Archives of Surgery 04/2003; 138(3):286-90. · 4.24 Impact Factor
ABSTRACT: To access the ability of intraperitoneal phospholipids to reduce adhesions in a standardized model for gynecologic operations.
A randomized, experimental, blinded study using the double uterine horn model.
Academic animal research laboratory.
Thirty-three Chinchilla rabbits.
Phospholipids or Ringer's lactate were intraperitoneally administered after bilateral uterine horn injury.
After 10 days, adhesions were evaluated concerning area and strength as well as scores describing tenacity and degree.
Phospholipids (median 102.1 mm2) significantly reduce adhesion areas in comparison to surgical controls (median 392.2 mm2) and Ringer group (median 323.8 mm2). Scores reflecting severity and degree of adhesions support this finding.
These results prove the efficacy of phospholipids in the double uterine horn model. Future clinical studies are recommended.
Fertility and Sterility 07/2002; 77(6):1269-73. · 3.56 Impact Factor
ABSTRACT: Postoperative peritoneal adhesions impose a long-term risk of morbidity and mortality. Adjunctive means are needed to prevent these complications. In previous studies we could demonstrate the efficacy and safety of intraperitoneally applied phospholipids with regard to adhesion prevention and wound healing, respectively. The assumption is that phospholipids rapidly adhere to the peritoneal surface and to the mesothelial lesions. This study was designed to evaluate the influence of early drainage of the administered fluid volume on the control of adhesion formation. Forty chinchilla rabbits underwent median laparotomy and standardized abrasion of circumscript areas of the ventral abdominal wall, the cecum, and the ileum.

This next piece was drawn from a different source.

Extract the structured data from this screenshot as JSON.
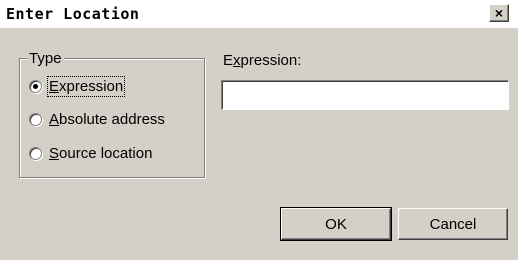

The animals randomly received either 75 mg/kg body weight of phospholipids in a volume of 5.0 mL/kg body weight (n = 20) or the same volume of Ringer's lactate solution (n = 20) prior to closing the laparotomy wounds. In 50% of the rabbits with either medication, 80% of the volume was recovered after 30 min before final closure of the abdominal wall ("drainage"). In the remaining animals the intraabdominal fluid load was not evacuated ("no drainage"). At day 10 after surgery all rabbits were sacrificed for evaluation of adhesion areas by computer-aided planimetry and histopathologic examination. The mean areas of adhesion in both Ringer's lactate groups were significantly larger than in the comparable phospholipid groups (p < .05). In the Ringer's lactate groups, adhesions averaged 341.7 (318.6) mm2 without and 263.3 (275.5) mm2 with drainage. In the phospholipid groups the respective mean areas reached only 24.6 (36.7) mm2 without drainage and 27.0 (49.7) mm2 following evacuation of the fluid 30 min after administration (median, mean in parentheses). These results prove the efficacy of phospholipids after a limited contact period of 30 min. The frequent use of drains in abdominal surgery will not impair the beneficial effect of phospholipids on prevention of adhesions.
Journal of Investigative Surgery 15(1):23-8. · 1.09 Impact Factor